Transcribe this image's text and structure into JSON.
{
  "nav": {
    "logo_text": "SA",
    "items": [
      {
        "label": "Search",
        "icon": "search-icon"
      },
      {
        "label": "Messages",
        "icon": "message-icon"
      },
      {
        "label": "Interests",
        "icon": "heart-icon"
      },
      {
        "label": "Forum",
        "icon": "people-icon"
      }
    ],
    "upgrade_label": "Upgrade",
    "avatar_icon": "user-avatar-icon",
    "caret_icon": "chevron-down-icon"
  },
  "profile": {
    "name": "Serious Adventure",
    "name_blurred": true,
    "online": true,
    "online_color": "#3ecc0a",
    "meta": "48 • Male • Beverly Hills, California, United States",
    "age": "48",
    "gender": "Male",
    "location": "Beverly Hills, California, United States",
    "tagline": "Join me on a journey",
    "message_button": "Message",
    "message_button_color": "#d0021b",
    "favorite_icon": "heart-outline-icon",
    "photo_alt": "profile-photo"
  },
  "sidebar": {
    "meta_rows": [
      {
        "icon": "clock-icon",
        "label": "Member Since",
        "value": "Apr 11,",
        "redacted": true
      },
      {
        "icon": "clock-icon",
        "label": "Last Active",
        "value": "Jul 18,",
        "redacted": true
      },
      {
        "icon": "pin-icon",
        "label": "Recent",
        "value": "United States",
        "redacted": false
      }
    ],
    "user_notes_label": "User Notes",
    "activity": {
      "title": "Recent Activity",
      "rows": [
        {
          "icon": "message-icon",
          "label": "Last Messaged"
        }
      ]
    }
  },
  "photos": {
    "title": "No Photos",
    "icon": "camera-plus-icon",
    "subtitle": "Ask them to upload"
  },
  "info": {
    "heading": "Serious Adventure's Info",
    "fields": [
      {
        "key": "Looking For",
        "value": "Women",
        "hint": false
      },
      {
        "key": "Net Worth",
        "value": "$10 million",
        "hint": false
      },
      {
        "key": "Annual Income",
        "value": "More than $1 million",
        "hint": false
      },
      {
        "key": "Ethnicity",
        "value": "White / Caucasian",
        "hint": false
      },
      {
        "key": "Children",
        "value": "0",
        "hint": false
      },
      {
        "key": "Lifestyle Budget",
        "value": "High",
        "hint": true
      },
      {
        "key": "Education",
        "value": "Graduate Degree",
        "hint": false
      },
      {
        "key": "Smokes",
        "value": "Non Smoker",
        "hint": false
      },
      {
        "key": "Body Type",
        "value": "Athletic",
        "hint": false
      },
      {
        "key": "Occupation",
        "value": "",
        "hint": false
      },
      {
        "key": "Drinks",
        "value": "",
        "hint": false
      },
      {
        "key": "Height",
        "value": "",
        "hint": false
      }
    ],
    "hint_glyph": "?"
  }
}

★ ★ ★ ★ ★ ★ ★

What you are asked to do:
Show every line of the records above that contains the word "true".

Response to the task:
    "name_blurred": true,
    "online": true,
        "redacted": true
        "redacted": true
        "hint": true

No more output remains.